Wisconsin Rapids Daily Tribune – April 15, 1931
Milwaukee, Wisconsin - The old story! Forest fires burn widely in upper Wisconsin. Marinette, Wisconsin Rapids, Park Falls, Crandon, Chippewa Falls, Lena, Wabeno, Laona, other places, are flame-encircled. This year the fires creep close, or sweep into, these towns. They destroy homes and other community property, not only forests. Less than a year ago many upper Wisconsin counties sent delegates to a meeting at Ashland. The delegates declared that the most vital need in the north is conservation, especially forest fire control. They so advised the legislature. They urged an annual appropriation of $1,000,000, to be expended for adequate patrol, modern equipment, trained men, motor trucks and cycles, and pumps – especially pumps! - with water sources laid out or established in reservoirs. Clearly that is the only way if Wisconsin is not to be gutted. Yet Wisconsin’s legislature, taxing right and left, levying millions for this and that, has failed even to discuss this fire situation. No adequate bill, no compensation measure to prevent and fight fire, has been presented. Instead the conservation budget has been cut almost in half and efforts have been made to wipe out the forestry mill tax – the only tax surely available for forest fire control. Unless wiped out, this tax will yield, for 1931, about $295,000, or a little better than one-quarter the needed sum. Yet $13,500,000 of new money is levied for highways. The highways are supposed to benefit the north. Where are they to go? To the ashes and blackened stumps of the fires at Marinette, Wisconsin Rapids, or Laona? To the charred acres of the fires at Wabeno, Crandon or Chippewa Falls?

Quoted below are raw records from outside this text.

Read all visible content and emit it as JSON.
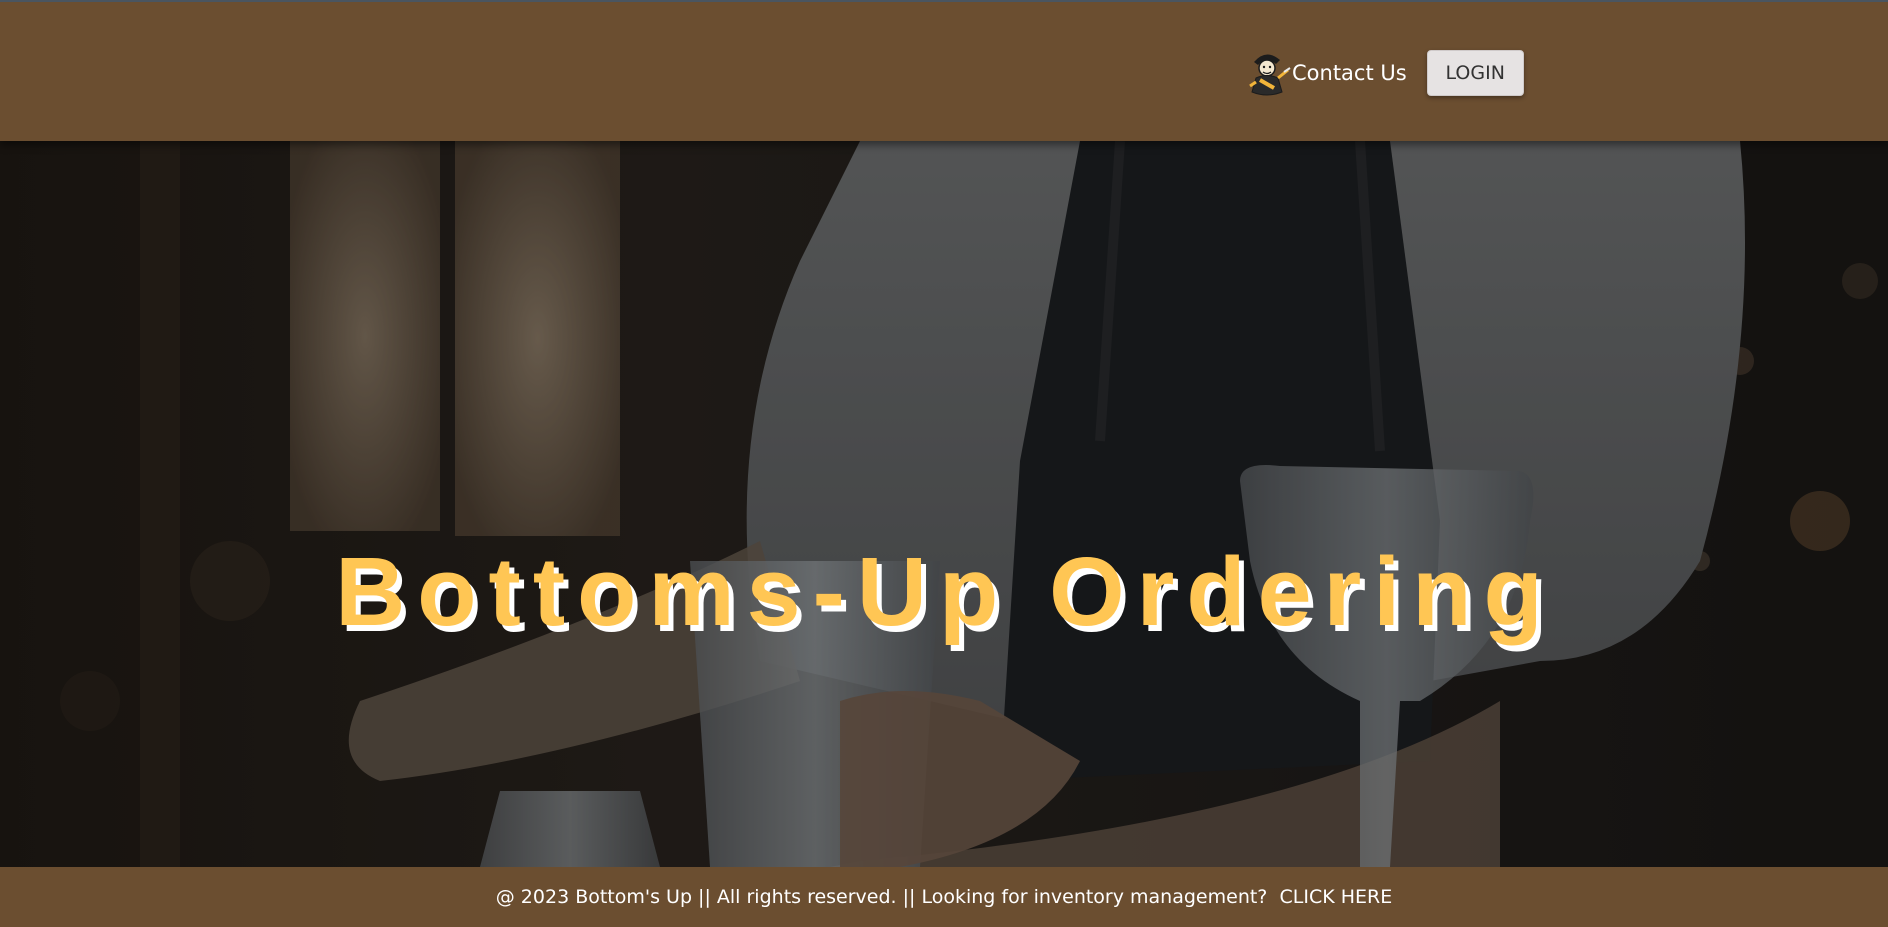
{
  "header": {
    "mascot_icon": "pirate-mascot-icon",
    "contact_label": "Contact Us",
    "login_label": "LOGIN"
  },
  "hero": {
    "title": "Bottoms-Up Ordering",
    "title_color": "#ffc654",
    "background_description_icon": "bartender-photo"
  },
  "footer": {
    "text": "@ 2023 Bottom's Up || All rights reserved. || Looking for inventory management?  ",
    "link_label": "CLICK HERE"
  },
  "colors": {
    "brand_brown": "#6b4e30",
    "accent_gold": "#ffc654"
  }
}
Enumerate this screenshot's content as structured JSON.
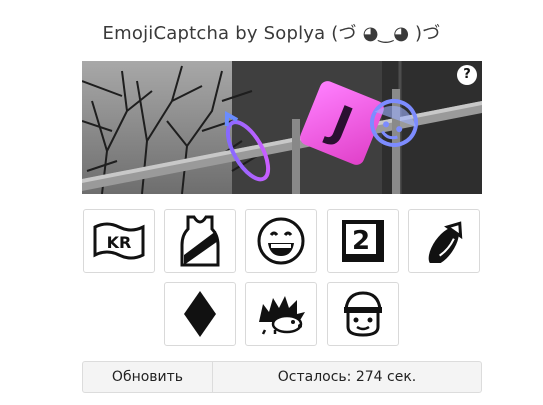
{
  "title": "EmojiCaptcha by Soplya (づ ◕‿◕ )づ",
  "captcha": {
    "help_label": "?",
    "overlay_emojis": [
      "eggplant-icon",
      "j-badge-icon",
      "cap-face-icon"
    ]
  },
  "options": [
    {
      "icon": "flag-kr-icon"
    },
    {
      "icon": "running-shirt-icon"
    },
    {
      "icon": "grinning-face-icon"
    },
    {
      "icon": "keycap-2-icon"
    },
    {
      "icon": "eggplant-icon"
    },
    {
      "icon": "black-diamond-icon"
    },
    {
      "icon": "hedgehog-icon"
    },
    {
      "icon": "cap-face-icon"
    }
  ],
  "footer": {
    "refresh_label": "Обновить",
    "timer_text": "Осталось: 274 сек."
  }
}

Forest Blaze Raging in Connor Camp Area
Ironwood Daily Globe – Saturday August 28, 1937 (Associated Press)
Rhinelander, Wisconsin – A forest fire which started yesterday and has already burned more than 200 acres was raging today in a Connor Lumber Company hardwood slash area on the shores of Riley Lake in Forest county. A crew of 200 men is fighting the blaze, Nicolet Forest Supervisor Warren T. Murphy said. Rangers on the scene estimate that the blaze would be brought under control this afternoon.
Upstate Area In “Explosive” Fire Condition
The Daily Northwestern (Oshkosh) – October 22, 1953
Eagle River, Wisconsin – The north-woods timber country today began its eighth week without an “effective rain” and rangers term the forest fire menace “explosive.” The U.S. Forest Service Station here said Wednesday its danger indicator was at 65 per cent, highest of the fall. Any reading over 50 per cent is considered extremely dangerous. The last “effective rain” – one of a half-inch or more – fell September 2. U.S. Forest Service Ranger Ken Elliot said the woods are in an “explosive condition” and standby crews are ready to rush into action if a fire breaks out. Long range forecasts indicate possible rain by the weekend, but there was no indication it would be heavy enough to relieve the forests. There have been four fires in the Nicolet National Forests in the past week – two near Laona, one near Florence and one near Lakewood. The largest one burned off eight acres. Both state and federal rangers have canceled burning permits in this area.